NEW DELHI: In an unprecedented move, the government on Tuesday issued a presidential directive forcing state-owned miner Coal India Ltd (CIL) to supply at least 80 per cent of the quantity committed to power companies. However, the directive gave the company freedom to relax the penalty that would be payable in case of a shortfall.
Currently, the company pays as penalty 10 per cent of the average cost of the overall quantum of the shortfall on 80 per cent of the committed Annual Contracted Quantity (ACQ). The company board, in its meetings last week, had put a relaxation in the 10 per cent penalty clause as a condition before the government for signing Fuel Supply Agreements (FSAs) at 80 per cent commitment.
“We have agreed on this condition. In the presidential directive we have issued today, CIL has been given the freedom to choose the level of relaxed penalty at which it is comfortable and can assure supply,” coal minister Sriprakash Jaiswal told Business Standard.
Asked whether issuing a presidential directive forcing a listed Maharatna company — the world’s largest coal producer — to commit supply against its wish would affect investor confidence, Jaiswal said, “CIL was asked to commit 100 per cent supply by the Prime Minister’s Office (PMO) but we brought it down to only 80 per cent. Is this unfair?” He also expressed hope all the FSAs with power companies would be signed within a week.
The minister also said CIL would not be hit adversely by any possible penalty outgo, owing to its robust financial health. “The company has produced four million tonnes of extra coal and has made 10 per cent growth in profit at around Rs 12,000 crore in 2011-12. It will be able to manage,” he said.
The Bombay Stock Exchange (BSE)-listed CIL has not yet announced its annual results for the financial year ended March 2012. For the third quarter ended December 2011, the company registered a 54 per cent jump in net profit at Rs 4,037 crore. Total income grew 24 per cent to Rs 17,205 crore during the quarter.
Experts say today’s directive could dampen investor sentiment in the company. The move, however, comes as a breather for power firms struggling on the fuel front, as it would ramp up fuel supply for projects of 30,000-Mw capacity. CIL did not respond to the development.
The directive has followed disapproval of a few of the company board members last week to a PMO directive asking CIL to sign FSAs with power firms. After a high-level meeting with a delegation comprising chiefs of the country’s most powerful companies in January, the PMO had set a March 31 deadline for CIL to sign full supply agreements for all projects commissioned before December 2011.

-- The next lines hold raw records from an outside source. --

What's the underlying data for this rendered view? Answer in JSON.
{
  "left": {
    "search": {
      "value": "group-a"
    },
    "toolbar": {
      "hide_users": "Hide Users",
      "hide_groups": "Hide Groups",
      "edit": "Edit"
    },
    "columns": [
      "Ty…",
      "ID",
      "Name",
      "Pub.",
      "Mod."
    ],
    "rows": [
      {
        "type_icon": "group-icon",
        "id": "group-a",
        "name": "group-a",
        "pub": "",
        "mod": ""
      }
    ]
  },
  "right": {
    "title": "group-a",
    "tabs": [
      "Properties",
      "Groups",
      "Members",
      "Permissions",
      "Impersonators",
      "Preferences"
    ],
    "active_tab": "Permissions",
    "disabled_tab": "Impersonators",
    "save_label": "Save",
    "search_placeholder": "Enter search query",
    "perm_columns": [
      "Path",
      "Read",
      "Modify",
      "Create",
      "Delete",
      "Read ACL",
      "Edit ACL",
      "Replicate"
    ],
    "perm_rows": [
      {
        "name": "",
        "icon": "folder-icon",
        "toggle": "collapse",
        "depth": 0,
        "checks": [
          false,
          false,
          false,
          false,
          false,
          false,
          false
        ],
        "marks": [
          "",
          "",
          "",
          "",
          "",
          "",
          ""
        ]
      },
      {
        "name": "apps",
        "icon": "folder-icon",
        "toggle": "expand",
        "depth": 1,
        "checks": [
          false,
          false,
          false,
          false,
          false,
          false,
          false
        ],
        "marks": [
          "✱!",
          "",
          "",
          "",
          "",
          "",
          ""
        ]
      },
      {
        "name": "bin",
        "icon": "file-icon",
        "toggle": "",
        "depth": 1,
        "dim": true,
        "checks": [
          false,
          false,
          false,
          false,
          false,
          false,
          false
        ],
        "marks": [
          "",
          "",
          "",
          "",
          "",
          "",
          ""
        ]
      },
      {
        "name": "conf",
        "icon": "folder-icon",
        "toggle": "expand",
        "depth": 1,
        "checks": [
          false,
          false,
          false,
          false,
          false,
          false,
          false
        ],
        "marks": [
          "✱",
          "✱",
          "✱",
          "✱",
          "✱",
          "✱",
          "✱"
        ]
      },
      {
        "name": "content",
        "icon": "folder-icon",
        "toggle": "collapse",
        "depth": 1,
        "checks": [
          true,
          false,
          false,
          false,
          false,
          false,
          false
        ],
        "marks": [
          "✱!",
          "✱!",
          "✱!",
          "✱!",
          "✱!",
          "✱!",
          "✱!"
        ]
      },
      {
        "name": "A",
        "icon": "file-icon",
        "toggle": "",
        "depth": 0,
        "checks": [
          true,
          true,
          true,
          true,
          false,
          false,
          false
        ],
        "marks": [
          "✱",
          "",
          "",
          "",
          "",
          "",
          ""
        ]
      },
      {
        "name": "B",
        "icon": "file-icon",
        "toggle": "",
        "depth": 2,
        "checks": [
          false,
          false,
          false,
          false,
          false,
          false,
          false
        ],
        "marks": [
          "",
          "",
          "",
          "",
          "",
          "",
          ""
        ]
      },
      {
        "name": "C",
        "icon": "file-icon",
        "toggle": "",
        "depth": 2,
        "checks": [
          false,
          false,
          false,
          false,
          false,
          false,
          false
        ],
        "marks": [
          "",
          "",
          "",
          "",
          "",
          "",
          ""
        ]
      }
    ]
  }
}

CIL’s production remained flat at 431 million tonne (MT) last fiscal. The company produced around 436 MT in 2011-12, missing a lowered target of 440 MT. The company’s share price on the BSE on Tuesday closed at Rs 342.7, up 0.6 per cent from the previous close.